**Material provided:**

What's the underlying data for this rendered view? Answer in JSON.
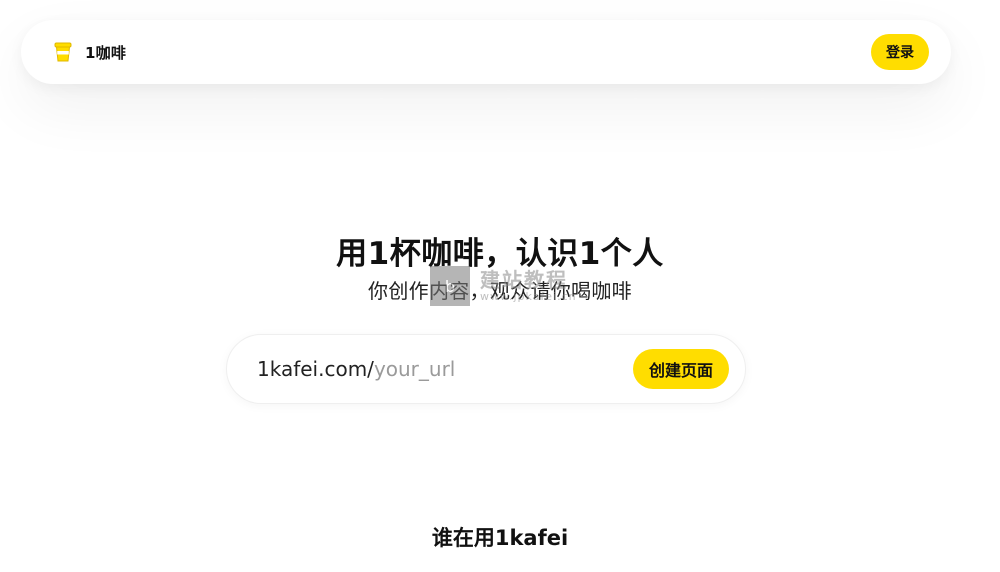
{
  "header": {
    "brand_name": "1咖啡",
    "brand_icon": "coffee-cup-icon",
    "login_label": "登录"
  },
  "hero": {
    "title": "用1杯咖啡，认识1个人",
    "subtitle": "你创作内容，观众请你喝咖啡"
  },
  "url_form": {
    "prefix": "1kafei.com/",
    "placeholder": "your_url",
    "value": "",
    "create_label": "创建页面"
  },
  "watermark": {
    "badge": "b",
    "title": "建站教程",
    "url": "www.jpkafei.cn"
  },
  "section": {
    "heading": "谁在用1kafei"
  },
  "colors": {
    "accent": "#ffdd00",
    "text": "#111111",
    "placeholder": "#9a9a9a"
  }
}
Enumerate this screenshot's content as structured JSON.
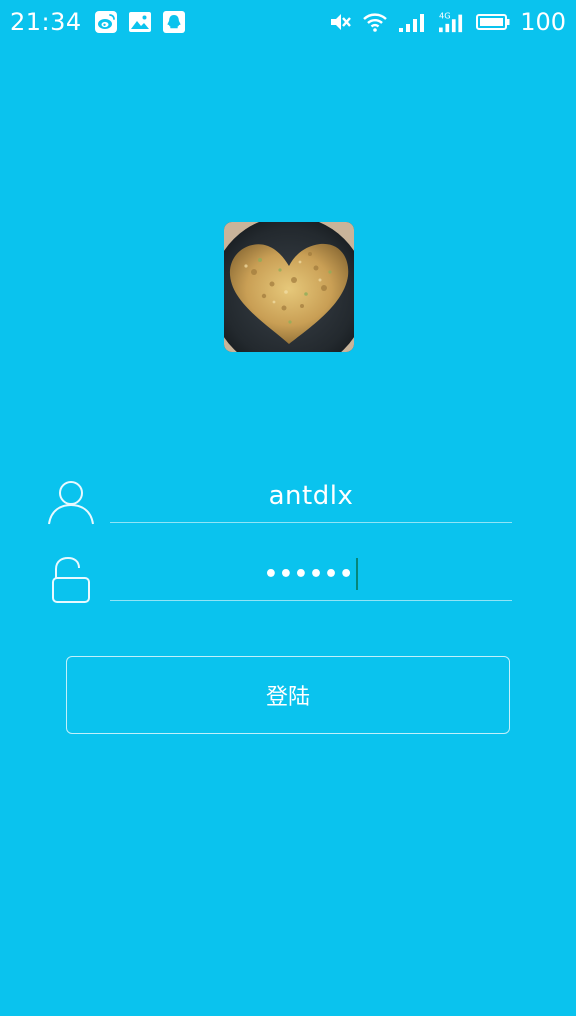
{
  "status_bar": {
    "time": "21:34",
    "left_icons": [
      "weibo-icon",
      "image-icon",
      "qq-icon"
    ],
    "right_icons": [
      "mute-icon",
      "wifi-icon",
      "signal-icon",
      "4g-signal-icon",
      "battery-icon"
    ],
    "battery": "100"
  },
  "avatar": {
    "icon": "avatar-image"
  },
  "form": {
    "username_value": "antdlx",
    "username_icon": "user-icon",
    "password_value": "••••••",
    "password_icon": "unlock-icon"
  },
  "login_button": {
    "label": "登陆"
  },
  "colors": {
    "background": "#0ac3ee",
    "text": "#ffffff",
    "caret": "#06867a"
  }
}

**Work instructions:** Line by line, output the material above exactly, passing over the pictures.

**Answer:**
What's the underlying data for this rendered view? Answer in JSON.
{
  "header": {
    "brand_name": "1咖啡",
    "brand_icon": "coffee-cup-icon",
    "login_label": "登录"
  },
  "hero": {
    "title": "用1杯咖啡，认识1个人",
    "subtitle": "你创作内容，观众请你喝咖啡"
  },
  "url_form": {
    "prefix": "1kafei.com/",
    "placeholder": "your_url",
    "value": "",
    "create_label": "创建页面"
  },
  "watermark": {
    "badge": "b",
    "title": "建站教程",
    "url": "www.jpkafei.cn"
  },
  "section": {
    "heading": "谁在用1kafei"
  },
  "colors": {
    "accent": "#ffdd00",
    "text": "#111111",
    "placeholder": "#9a9a9a"
  }
}
Enumerate this screenshot's content as structured JSON.
{
  "status_bar": {
    "time": "21:34",
    "left_icons": [
      "weibo-icon",
      "image-icon",
      "qq-icon"
    ],
    "right_icons": [
      "mute-icon",
      "wifi-icon",
      "signal-icon",
      "4g-signal-icon",
      "battery-icon"
    ],
    "battery": "100"
  },
  "avatar": {
    "icon": "avatar-image"
  },
  "form": {
    "username_value": "antdlx",
    "username_icon": "user-icon",
    "password_value": "••••••",
    "password_icon": "unlock-icon"
  },
  "login_button": {
    "label": "登陆"
  },
  "colors": {
    "background": "#0ac3ee",
    "text": "#ffffff",
    "caret": "#06867a"
  }
}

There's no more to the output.